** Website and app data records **
——

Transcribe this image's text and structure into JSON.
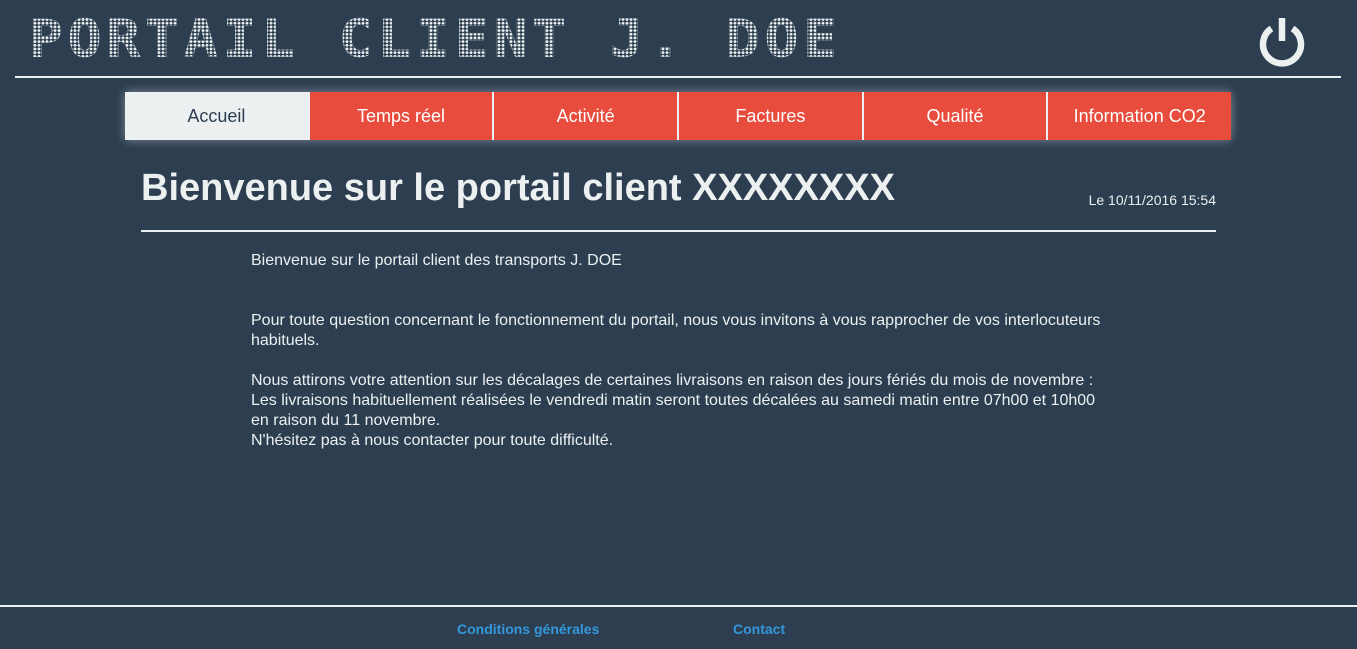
{
  "header": {
    "logo_text": "PORTAIL CLIENT J. DOE",
    "power_icon": "power-icon"
  },
  "nav": {
    "tabs": [
      {
        "label": "Accueil",
        "active": true
      },
      {
        "label": "Temps réel",
        "active": false
      },
      {
        "label": "Activité",
        "active": false
      },
      {
        "label": "Factures",
        "active": false
      },
      {
        "label": "Qualité",
        "active": false
      },
      {
        "label": "Information CO2",
        "active": false
      }
    ]
  },
  "main": {
    "title": "Bienvenue sur le portail client XXXXXXXX",
    "datetime": "Le 10/11/2016 15:54",
    "paragraphs": [
      "Bienvenue sur le portail client des transports J. DOE",
      "Pour toute question concernant le fonctionnement du portail, nous vous invitons à vous rapprocher de vos interlocuteurs habituels.",
      "Nous attirons votre attention sur les décalages de certaines livraisons en raison des jours fériés du mois de novembre :",
      "Les livraisons habituellement réalisées le vendredi matin seront toutes décalées au samedi matin entre 07h00 et 10h00 en raison du 11 novembre.",
      "N'hésitez pas à nous contacter pour toute difficulté."
    ]
  },
  "footer": {
    "links": [
      "Conditions générales",
      "Contact"
    ]
  },
  "colors": {
    "background": "#2c3e50",
    "nav_tab": "#e74c3c",
    "nav_active": "#ecf0f1",
    "footer_link": "#3498db"
  }
}
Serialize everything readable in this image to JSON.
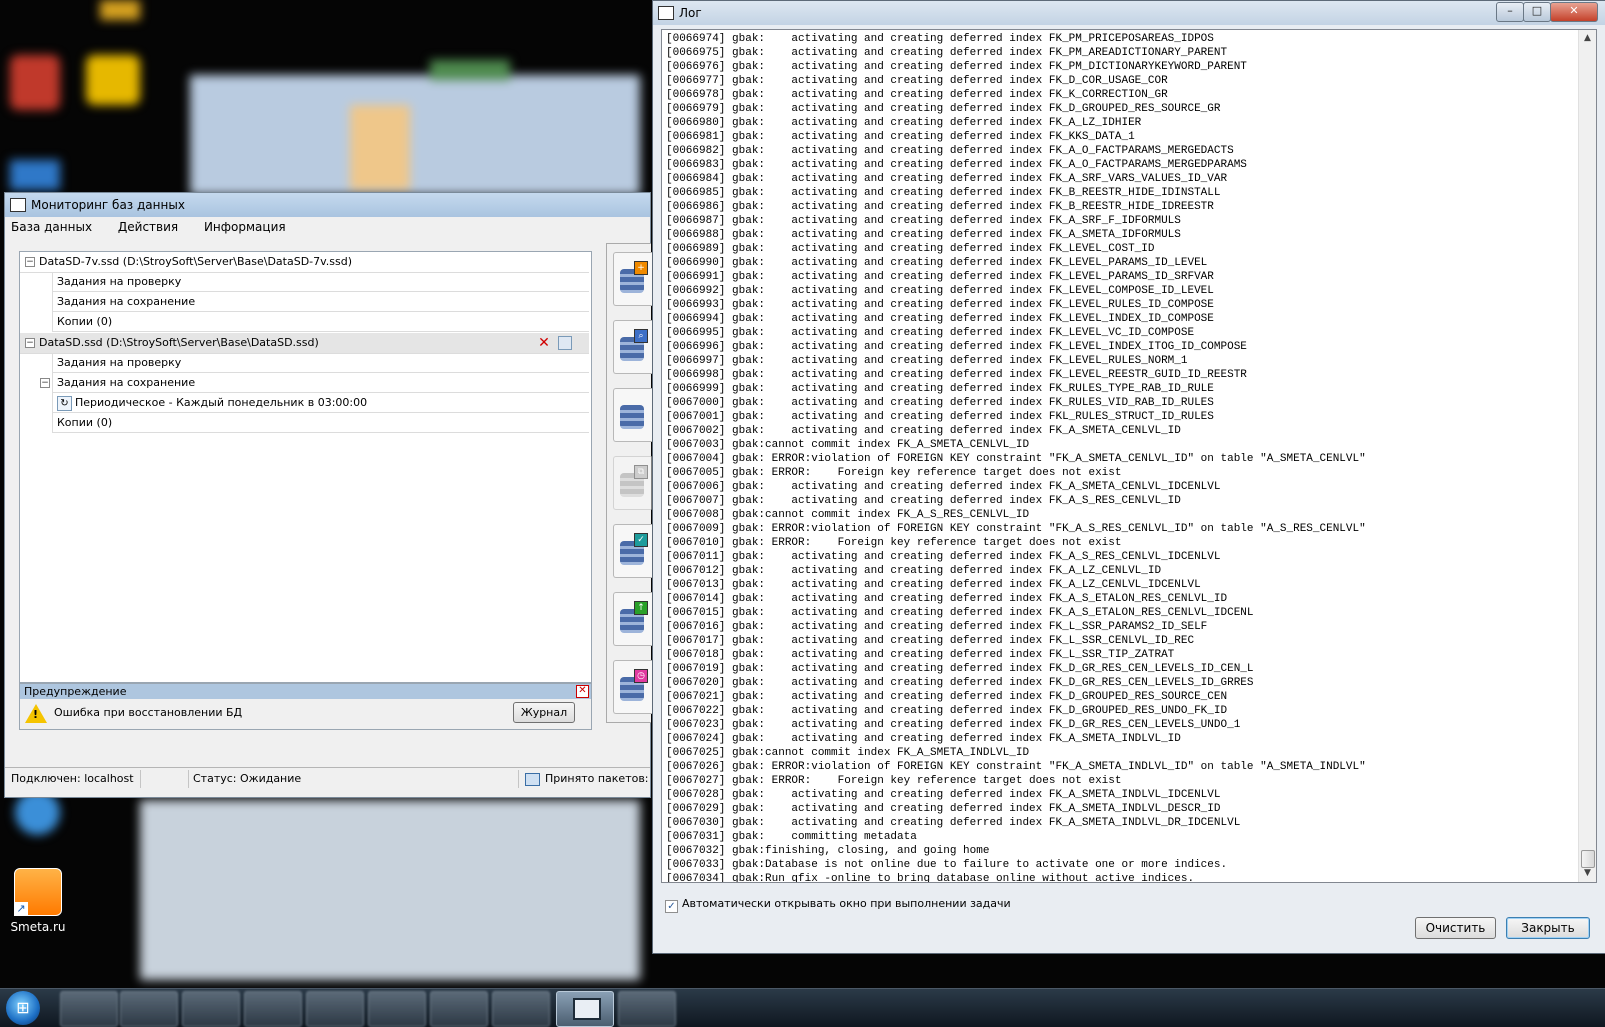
{
  "desktop": {
    "icons": [
      {
        "label": "Smeta.ru"
      }
    ]
  },
  "monitor_window": {
    "title": "Мониторинг баз данных",
    "menu": [
      "База данных",
      "Действия",
      "Информация"
    ],
    "databases": [
      {
        "label": "DataSD-7v.ssd (D:\\StroySoft\\Server\\Base\\DataSD-7v.ssd)",
        "children": [
          "Задания на проверку",
          "Задания на сохранение",
          "Копии (0)"
        ]
      },
      {
        "label": "DataSD.ssd (D:\\StroySoft\\Server\\Base\\DataSD.ssd)",
        "children": [
          "Задания на проверку",
          "Задания на сохранение",
          "Периодическое - Каждый понедельник в 03:00:00",
          "Копии (0)"
        ]
      }
    ],
    "warning": {
      "header": "Предупреждение",
      "message": "Ошибка при восстановлении БД",
      "button": "Журнал"
    },
    "status": {
      "connected": "Подключен: localhost",
      "state": "Статус: Ожидание",
      "packets": "Принято пакетов:"
    },
    "colors": {
      "header_blue": "#aec6df",
      "delete_red": "#d00000"
    }
  },
  "log_window": {
    "title": "Лог",
    "lines": [
      "[0066974] gbak:    activating and creating deferred index FK_PM_PRICEPOSAREAS_IDPOS",
      "[0066975] gbak:    activating and creating deferred index FK_PM_AREADICTIONARY_PARENT",
      "[0066976] gbak:    activating and creating deferred index FK_PM_DICTIONARYKEYWORD_PARENT",
      "[0066977] gbak:    activating and creating deferred index FK_D_COR_USAGE_COR",
      "[0066978] gbak:    activating and creating deferred index FK_K_CORRECTION_GR",
      "[0066979] gbak:    activating and creating deferred index FK_D_GROUPED_RES_SOURCE_GR",
      "[0066980] gbak:    activating and creating deferred index FK_A_LZ_IDHIER",
      "[0066981] gbak:    activating and creating deferred index FK_KKS_DATA_1",
      "[0066982] gbak:    activating and creating deferred index FK_A_O_FACTPARAMS_MERGEDACTS",
      "[0066983] gbak:    activating and creating deferred index FK_A_O_FACTPARAMS_MERGEDPARAMS",
      "[0066984] gbak:    activating and creating deferred index FK_A_SRF_VARS_VALUES_ID_VAR",
      "[0066985] gbak:    activating and creating deferred index FK_B_REESTR_HIDE_IDINSTALL",
      "[0066986] gbak:    activating and creating deferred index FK_B_REESTR_HIDE_IDREESTR",
      "[0066987] gbak:    activating and creating deferred index FK_A_SRF_F_IDFORMULS",
      "[0066988] gbak:    activating and creating deferred index FK_A_SMETA_IDFORMULS",
      "[0066989] gbak:    activating and creating deferred index FK_LEVEL_COST_ID",
      "[0066990] gbak:    activating and creating deferred index FK_LEVEL_PARAMS_ID_LEVEL",
      "[0066991] gbak:    activating and creating deferred index FK_LEVEL_PARAMS_ID_SRFVAR",
      "[0066992] gbak:    activating and creating deferred index FK_LEVEL_COMPOSE_ID_LEVEL",
      "[0066993] gbak:    activating and creating deferred index FK_LEVEL_RULES_ID_COMPOSE",
      "[0066994] gbak:    activating and creating deferred index FK_LEVEL_INDEX_ID_COMPOSE",
      "[0066995] gbak:    activating and creating deferred index FK_LEVEL_VC_ID_COMPOSE",
      "[0066996] gbak:    activating and creating deferred index FK_LEVEL_INDEX_ITOG_ID_COMPOSE",
      "[0066997] gbak:    activating and creating deferred index FK_LEVEL_RULES_NORM_1",
      "[0066998] gbak:    activating and creating deferred index FK_LEVEL_REESTR_GUID_ID_REESTR",
      "[0066999] gbak:    activating and creating deferred index FK_RULES_TYPE_RAB_ID_RULE",
      "[0067000] gbak:    activating and creating deferred index FK_RULES_VID_RAB_ID_RULES",
      "[0067001] gbak:    activating and creating deferred index FKL_RULES_STRUCT_ID_RULES",
      "[0067002] gbak:    activating and creating deferred index FK_A_SMETA_CENLVL_ID",
      "[0067003] gbak:cannot commit index FK_A_SMETA_CENLVL_ID",
      "[0067004] gbak: ERROR:violation of FOREIGN KEY constraint \"FK_A_SMETA_CENLVL_ID\" on table \"A_SMETA_CENLVL\"",
      "[0067005] gbak: ERROR:    Foreign key reference target does not exist",
      "[0067006] gbak:    activating and creating deferred index FK_A_SMETA_CENLVL_IDCENLVL",
      "[0067007] gbak:    activating and creating deferred index FK_A_S_RES_CENLVL_ID",
      "[0067008] gbak:cannot commit index FK_A_S_RES_CENLVL_ID",
      "[0067009] gbak: ERROR:violation of FOREIGN KEY constraint \"FK_A_S_RES_CENLVL_ID\" on table \"A_S_RES_CENLVL\"",
      "[0067010] gbak: ERROR:    Foreign key reference target does not exist",
      "[0067011] gbak:    activating and creating deferred index FK_A_S_RES_CENLVL_IDCENLVL",
      "[0067012] gbak:    activating and creating deferred index FK_A_LZ_CENLVL_ID",
      "[0067013] gbak:    activating and creating deferred index FK_A_LZ_CENLVL_IDCENLVL",
      "[0067014] gbak:    activating and creating deferred index FK_A_S_ETALON_RES_CENLVL_ID",
      "[0067015] gbak:    activating and creating deferred index FK_A_S_ETALON_RES_CENLVL_IDCENL",
      "[0067016] gbak:    activating and creating deferred index FK_L_SSR_PARAMS2_ID_SELF",
      "[0067017] gbak:    activating and creating deferred index FK_L_SSR_CENLVL_ID_REC",
      "[0067018] gbak:    activating and creating deferred index FK_L_SSR_TIP_ZATRAT",
      "[0067019] gbak:    activating and creating deferred index FK_D_GR_RES_CEN_LEVELS_ID_CEN_L",
      "[0067020] gbak:    activating and creating deferred index FK_D_GR_RES_CEN_LEVELS_ID_GRRES",
      "[0067021] gbak:    activating and creating deferred index FK_D_GROUPED_RES_SOURCE_CEN",
      "[0067022] gbak:    activating and creating deferred index FK_D_GROUPED_RES_UNDO_FK_ID",
      "[0067023] gbak:    activating and creating deferred index FK_D_GR_RES_CEN_LEVELS_UNDO_1",
      "[0067024] gbak:    activating and creating deferred index FK_A_SMETA_INDLVL_ID",
      "[0067025] gbak:cannot commit index FK_A_SMETA_INDLVL_ID",
      "[0067026] gbak: ERROR:violation of FOREIGN KEY constraint \"FK_A_SMETA_INDLVL_ID\" on table \"A_SMETA_INDLVL\"",
      "[0067027] gbak: ERROR:    Foreign key reference target does not exist",
      "[0067028] gbak:    activating and creating deferred index FK_A_SMETA_INDLVL_IDCENLVL",
      "[0067029] gbak:    activating and creating deferred index FK_A_SMETA_INDLVL_DESCR_ID",
      "[0067030] gbak:    activating and creating deferred index FK_A_SMETA_INDLVL_DR_IDCENLVL",
      "[0067031] gbak:    committing metadata",
      "[0067032] gbak:finishing, closing, and going home",
      "[0067033] gbak:Database is not online due to failure to activate one or more indices.",
      "[0067034] gbak:Run gfix -online to bring database online without active indices."
    ],
    "auto_open_label": "Автоматически открывать окно при  выполнении задачи",
    "auto_open_checked": true,
    "buttons": {
      "clear": "Очистить",
      "close": "Закрыть"
    }
  }
}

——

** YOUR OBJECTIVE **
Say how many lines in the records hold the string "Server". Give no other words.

** OUTPUT BELOW **
2